■ **TASK OBJECTIVE**
Where an image appears in the data, omit it and reproduce the rest exactly.

Stored data:
----

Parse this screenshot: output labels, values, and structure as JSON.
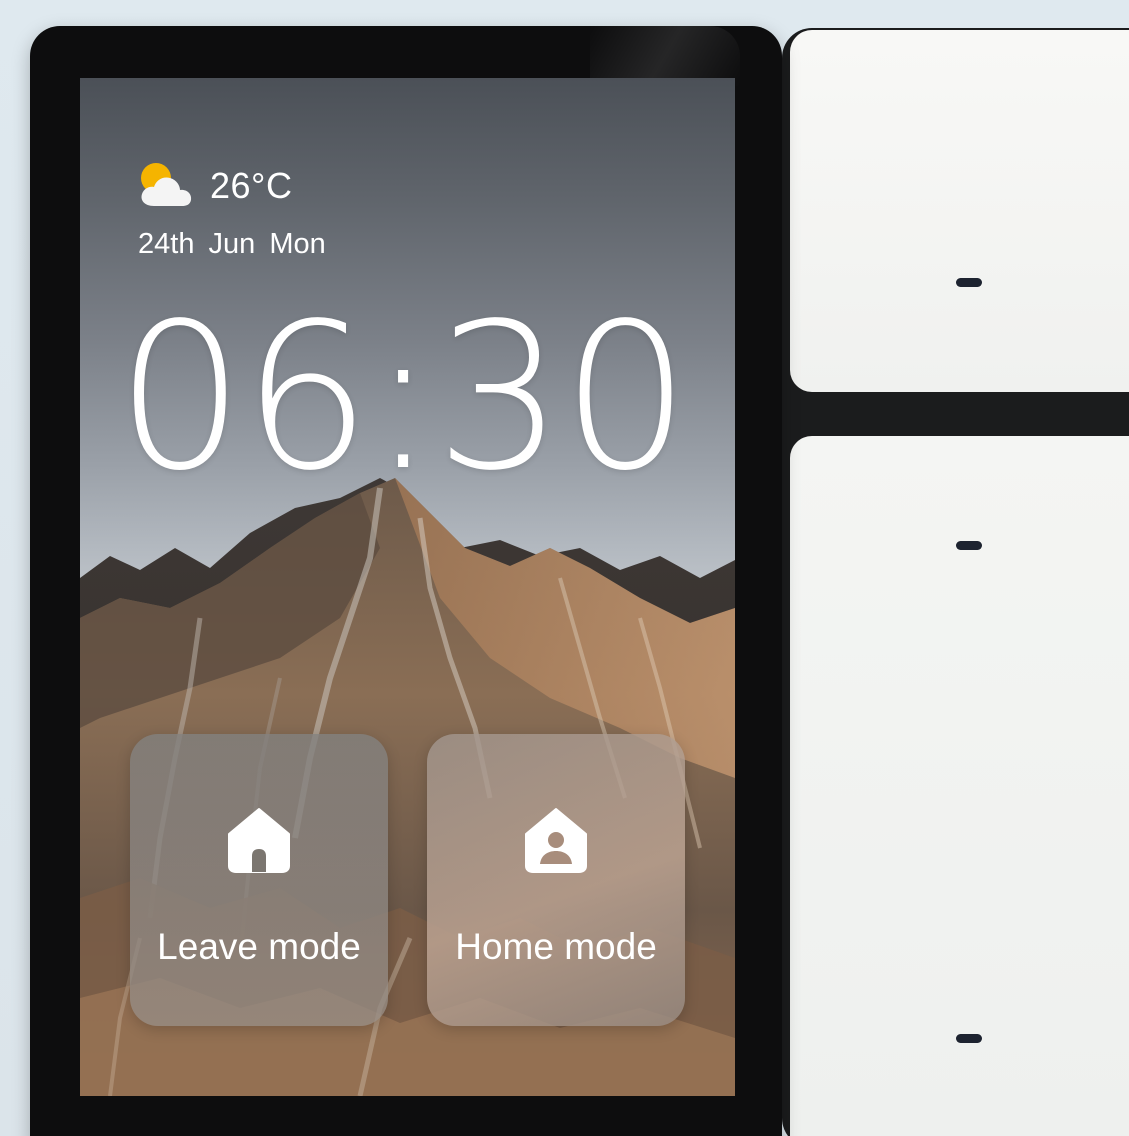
{
  "weather": {
    "icon": "partly-cloudy-icon",
    "temperature": "26°C"
  },
  "date": "24th Jun  Mon",
  "clock": "06:30",
  "modes": [
    {
      "label": "Leave mode",
      "icon": "house-icon"
    },
    {
      "label": "Home mode",
      "icon": "house-person-icon"
    }
  ],
  "switch_keys": [
    {
      "name": "top-switch-key"
    },
    {
      "name": "bottom-switch-key"
    }
  ],
  "colors": {
    "device_bezel": "#0d0d0e",
    "indicator": "#1d2330",
    "sun": "#f5b400",
    "text": "#ffffff"
  }
}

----

■ **EXPECTED ANSWER**
Parse this screenshot: output labels, values, and structure as JSON.
{
  "weather": {
    "icon": "partly-cloudy-icon",
    "temperature": "26°C"
  },
  "date": "24th Jun  Mon",
  "clock": "06:30",
  "modes": [
    {
      "label": "Leave mode",
      "icon": "house-icon"
    },
    {
      "label": "Home mode",
      "icon": "house-person-icon"
    }
  ],
  "switch_keys": [
    {
      "name": "top-switch-key"
    },
    {
      "name": "bottom-switch-key"
    }
  ],
  "colors": {
    "device_bezel": "#0d0d0e",
    "indicator": "#1d2330",
    "sun": "#f5b400",
    "text": "#ffffff"
  }
}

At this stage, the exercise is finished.